All ferry services to Hong Kong and Macau were suspended and dozens of flights were cancelled.

Huang Guoming , from China Southern Airlines, said about 1,000 of the company's passengers were affected. Mr Huang said many flights to Hong Kong, Guangzhou, Shenzhen and Zhanjiang airports had to be cancelled or delayed.

A Guangzhou resident described the typhoon as the biggest he had seen in recent years.

'I saw 'whitecapping' [waves] on the Pearl River. It's very rare in Guangzhou.'

A Guangzhou tour guide said: 'Our business has been affected a lot by this typhoon.'

The typhoon also brought about 60mm of rainfall in 24 hours to Shenzhen, but did not cause much damage.

Train services to Hong Kong were temporarily affected yesterday morning.

Prapiroon was moving towards Guangxi and could eventually reach the eastern part of Yunnan province, said Qian Chuanhai, a researcher from the national observatory.

Hainan authorities evacuated more than 90,633 people and called back 20,395 ships and boats.

Three special taskforces were sent to Wenchang , Haikou and Qionghai to organise flood prevention work.

Mr Qiao said the region was experiencing its highest incidence of typhoons in more than half a century and attributed the activity to global warming.

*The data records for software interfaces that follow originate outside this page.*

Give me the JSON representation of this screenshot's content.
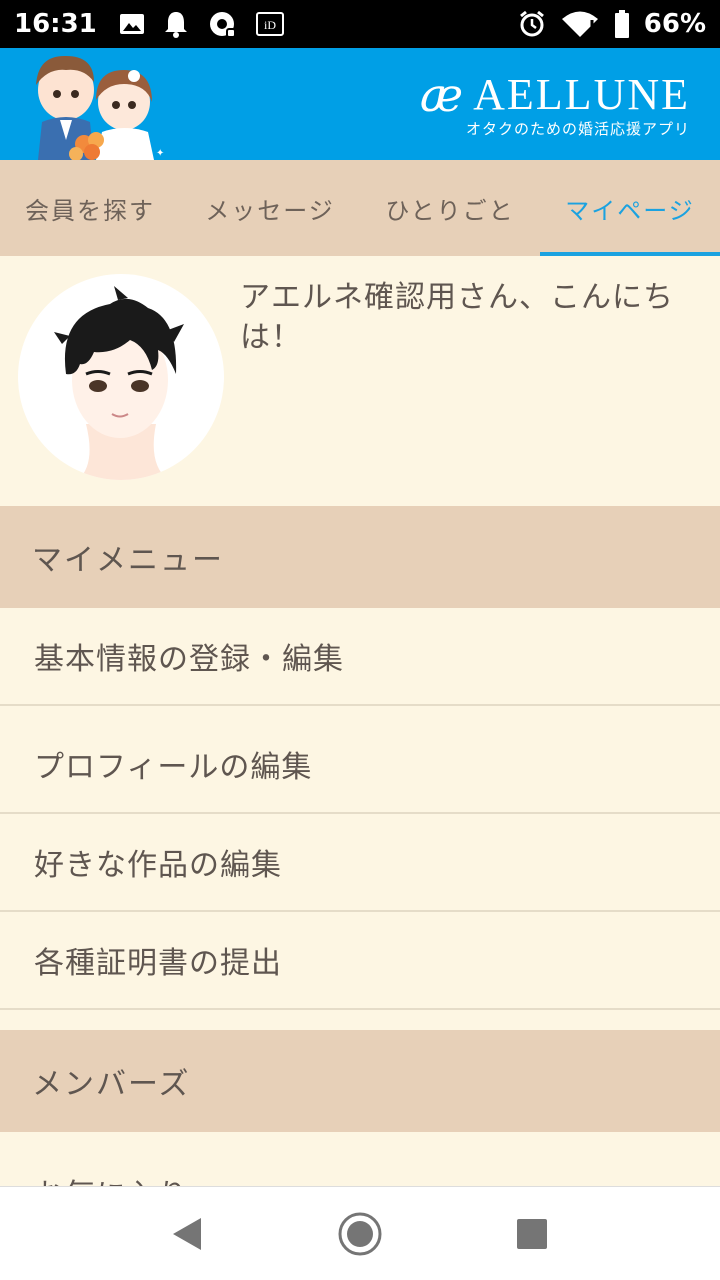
{
  "status_bar": {
    "time": "16:31",
    "battery": "66%",
    "left_icons": [
      "gallery-icon",
      "notification-bell-icon",
      "settings-app-icon",
      "id-card-icon"
    ],
    "right_icons": [
      "alarm-icon",
      "wifi-icon",
      "battery-icon"
    ]
  },
  "header": {
    "logo_mark": "æ",
    "logo_name": "AELLUNE",
    "tagline": "オタクのための婚活応援アプリ",
    "accent_color": "#009fe6"
  },
  "tabs": [
    {
      "label": "会員を探す",
      "active": false
    },
    {
      "label": "メッセージ",
      "active": false
    },
    {
      "label": "ひとりごと",
      "active": false
    },
    {
      "label": "マイページ",
      "active": true
    }
  ],
  "profile": {
    "greeting": "アエルネ確認用さん、こんにちは！"
  },
  "sections": {
    "my_menu": {
      "title": "マイメニュー",
      "items": [
        "基本情報の登録・編集",
        "プロフィールの編集",
        "好きな作品の編集",
        "各種証明書の提出"
      ]
    },
    "members": {
      "title": "メンバーズ",
      "items": [
        "お気に入り"
      ]
    }
  },
  "nav_bar": {
    "buttons": [
      "back-icon",
      "home-icon",
      "recents-icon"
    ]
  }
}
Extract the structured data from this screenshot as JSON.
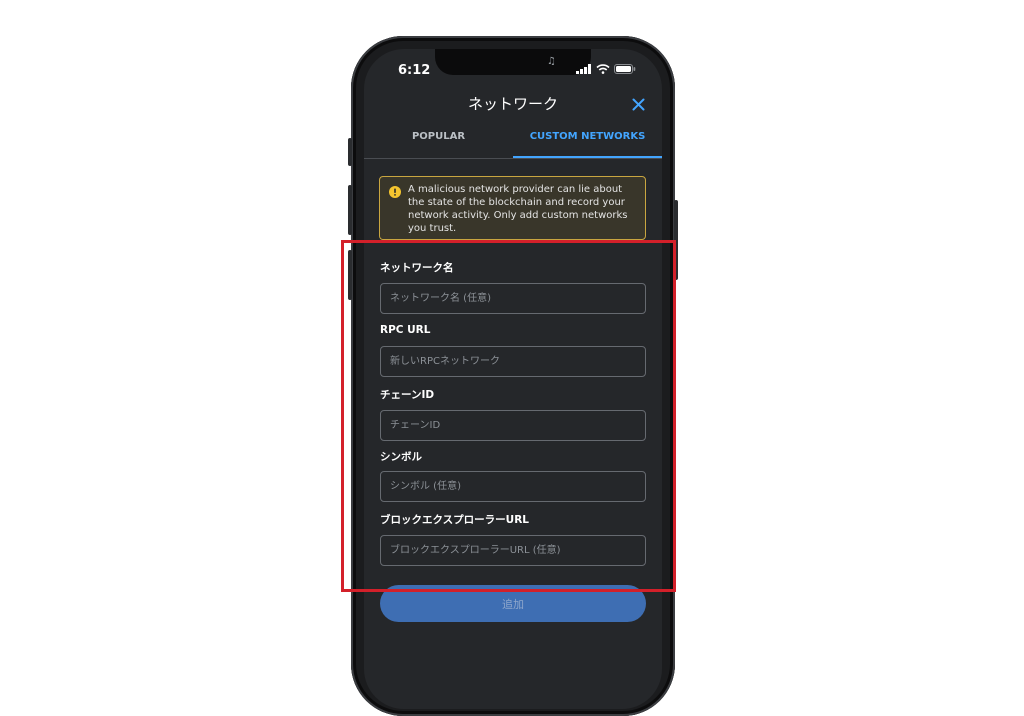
{
  "status_bar": {
    "time": "6:12"
  },
  "header": {
    "title": "ネットワーク"
  },
  "tabs": [
    {
      "label": "POPULAR",
      "active": false
    },
    {
      "label": "CUSTOM NETWORKS",
      "active": true
    }
  ],
  "warning": {
    "text": "A malicious network provider can lie about the state of the blockchain and record your network activity. Only add custom networks you trust.",
    "border_color": "#c9a640"
  },
  "form": {
    "network_name": {
      "label": "ネットワーク名",
      "placeholder": "ネットワーク名 (任意)",
      "value": ""
    },
    "rpc_url": {
      "label": "RPC URL",
      "placeholder": "新しいRPCネットワーク",
      "value": ""
    },
    "chain_id": {
      "label": "チェーンID",
      "placeholder": "チェーンID",
      "value": ""
    },
    "symbol": {
      "label": "シンボル",
      "placeholder": "シンボル (任意)",
      "value": ""
    },
    "explorer_url": {
      "label": "ブロックエクスプローラーURL",
      "placeholder": "ブロックエクスプローラーURL (任意)",
      "value": ""
    }
  },
  "add_button": {
    "label": "追加"
  },
  "colors": {
    "accent": "#43a5ff",
    "background": "#25272a",
    "button": "#3e6eb3",
    "highlight": "#d3202a"
  },
  "icons": {
    "close": "close-icon",
    "warning": "warning-icon",
    "signal": "signal-icon",
    "wifi": "wifi-icon",
    "battery": "battery-icon"
  }
}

Agence France-Presse reported yesterday that the Red Cross and Red Crescent aid grouping appealed for 3.8 million euros (HK$37.83 million) to help the hundreds of thousands affected by the recent storms.